What the task requires
If a line below contains "nickname", add it to your tally, then answer with the tally alone.

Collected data
----

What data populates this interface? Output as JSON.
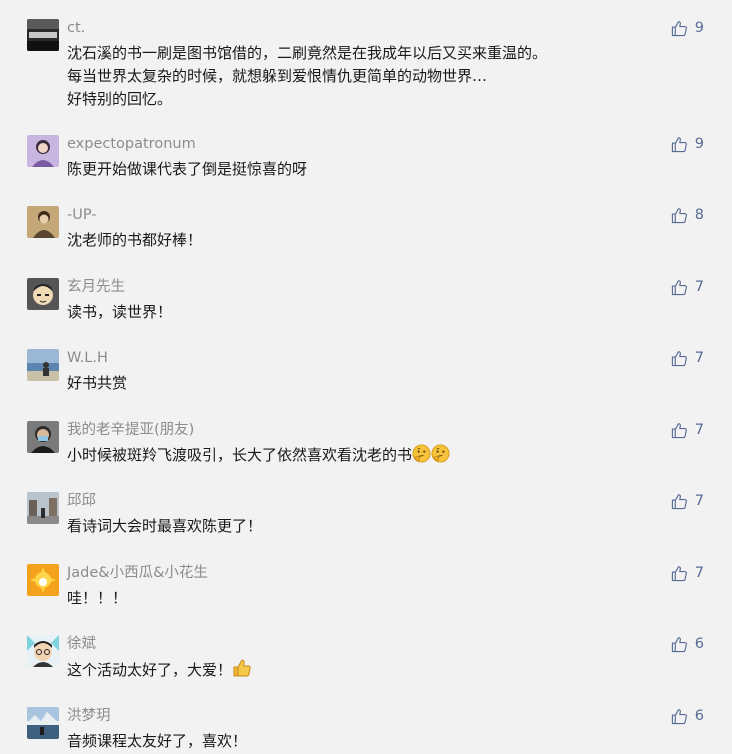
{
  "colors": {
    "background": "#f2f2f2",
    "nickname": "#8c8c8c",
    "text": "#191919",
    "like": "#576b95"
  },
  "comments": [
    {
      "nickname": "ct.",
      "lines": [
        "沈石溪的书一刷是图书馆借的，二刷竟然是在我成年以后又买来重温的。",
        "每当世界太复杂的时候，就想躲到爱恨情仇更简单的动物世界…",
        "好特别的回忆。"
      ],
      "likes": "9",
      "avatar_icon": "dark-photo-avatar"
    },
    {
      "nickname": "expectopatronum",
      "lines": [
        "陈更开始做课代表了倒是挺惊喜的呀"
      ],
      "likes": "9",
      "avatar_icon": "purple-portrait-avatar"
    },
    {
      "nickname": "-UP-",
      "lines": [
        "沈老师的书都好棒！"
      ],
      "likes": "8",
      "avatar_icon": "painting-avatar"
    },
    {
      "nickname": "玄月先生",
      "lines": [
        "读书，读世界！"
      ],
      "likes": "7",
      "avatar_icon": "cartoon-face-avatar"
    },
    {
      "nickname": "W.L.H",
      "lines": [
        "好书共赏"
      ],
      "likes": "7",
      "avatar_icon": "seaside-avatar"
    },
    {
      "nickname": "我的老辛提亚(朋友)",
      "lines": [
        "小时候被斑羚飞渡吸引，长大了依然喜欢看沈老的书"
      ],
      "likes": "7",
      "avatar_icon": "masked-person-avatar",
      "emoji": [
        "thinking-emoji",
        "thinking-emoji"
      ]
    },
    {
      "nickname": "邱邱",
      "lines": [
        "看诗词大会时最喜欢陈更了！"
      ],
      "likes": "7",
      "avatar_icon": "city-street-avatar"
    },
    {
      "nickname": "Jade&小西瓜&小花生",
      "lines": [
        "哇！！！"
      ],
      "likes": "7",
      "avatar_icon": "sun-avatar"
    },
    {
      "nickname": "徐斌",
      "lines": [
        "这个活动太好了，大爱！"
      ],
      "likes": "6",
      "avatar_icon": "glasses-cartoon-avatar",
      "emoji": [
        "thumbs-up-emoji"
      ]
    },
    {
      "nickname": "洪梦玥",
      "lines": [
        "音频课程太友好了，喜欢！"
      ],
      "likes": "6",
      "avatar_icon": "mountain-lake-avatar"
    }
  ]
}
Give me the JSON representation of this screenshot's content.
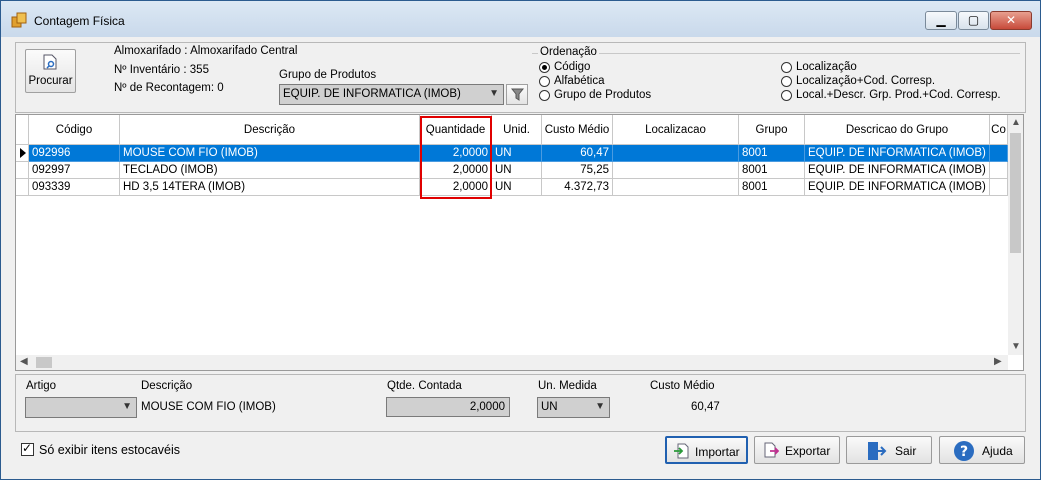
{
  "window": {
    "title": "Contagem Física",
    "min_glyph": "▁",
    "max_glyph": "▢",
    "close_glyph": "✕"
  },
  "toolbar": {
    "search_label": "Procurar",
    "almoxarifado": "Almoxarifado : Almoxarifado Central",
    "inventario": "Nº Inventário : 355",
    "recontagem": "Nº de Recontagem: 0",
    "grupo_label": "Grupo de Produtos",
    "grupo_value": "EQUIP. DE INFORMATICA (IMOB)"
  },
  "ordenacao": {
    "label": "Ordenação",
    "options": [
      {
        "label": "Código",
        "selected": true
      },
      {
        "label": "Alfabética",
        "selected": false
      },
      {
        "label": "Grupo de Produtos",
        "selected": false
      },
      {
        "label": "Localização",
        "selected": false
      },
      {
        "label": "Localização+Cod. Corresp.",
        "selected": false
      },
      {
        "label": "Local.+Descr. Grp. Prod.+Cod. Corresp.",
        "selected": false
      }
    ]
  },
  "grid": {
    "columns": [
      "Código",
      "Descrição",
      "Quantidade",
      "Unid.",
      "Custo Médio",
      "Localizacao",
      "Grupo",
      "Descricao do Grupo",
      "Co"
    ],
    "rows": [
      [
        "092996",
        "MOUSE COM FIO (IMOB)",
        "2,0000",
        "UN",
        "60,47",
        "",
        "8001",
        "EQUIP. DE INFORMATICA (IMOB)",
        ""
      ],
      [
        "092997",
        "TECLADO (IMOB)",
        "2,0000",
        "UN",
        "75,25",
        "",
        "8001",
        "EQUIP. DE INFORMATICA (IMOB)",
        ""
      ],
      [
        "093339",
        "HD 3,5 14TERA (IMOB)",
        "2,0000",
        "UN",
        "4.372,73",
        "",
        "8001",
        "EQUIP. DE INFORMATICA (IMOB)",
        ""
      ]
    ],
    "selected_row": 0
  },
  "detail": {
    "artigo_label": "Artigo",
    "artigo_value": "",
    "descricao_label": "Descrição",
    "descricao_value": "MOUSE COM FIO (IMOB)",
    "qtde_label": "Qtde. Contada",
    "qtde_value": "2,0000",
    "unidade_label": "Un. Medida",
    "unidade_value": "UN",
    "custo_label": "Custo Médio",
    "custo_value": "60,47"
  },
  "footer": {
    "checkbox_label": "Só exibir itens estocavéis",
    "importar": "Importar",
    "exportar": "Exportar",
    "sair": "Sair",
    "ajuda": "Ajuda"
  },
  "colors": {
    "selection": "#0078d7",
    "highlight": "#e00000"
  }
}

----

Result of the exercise
11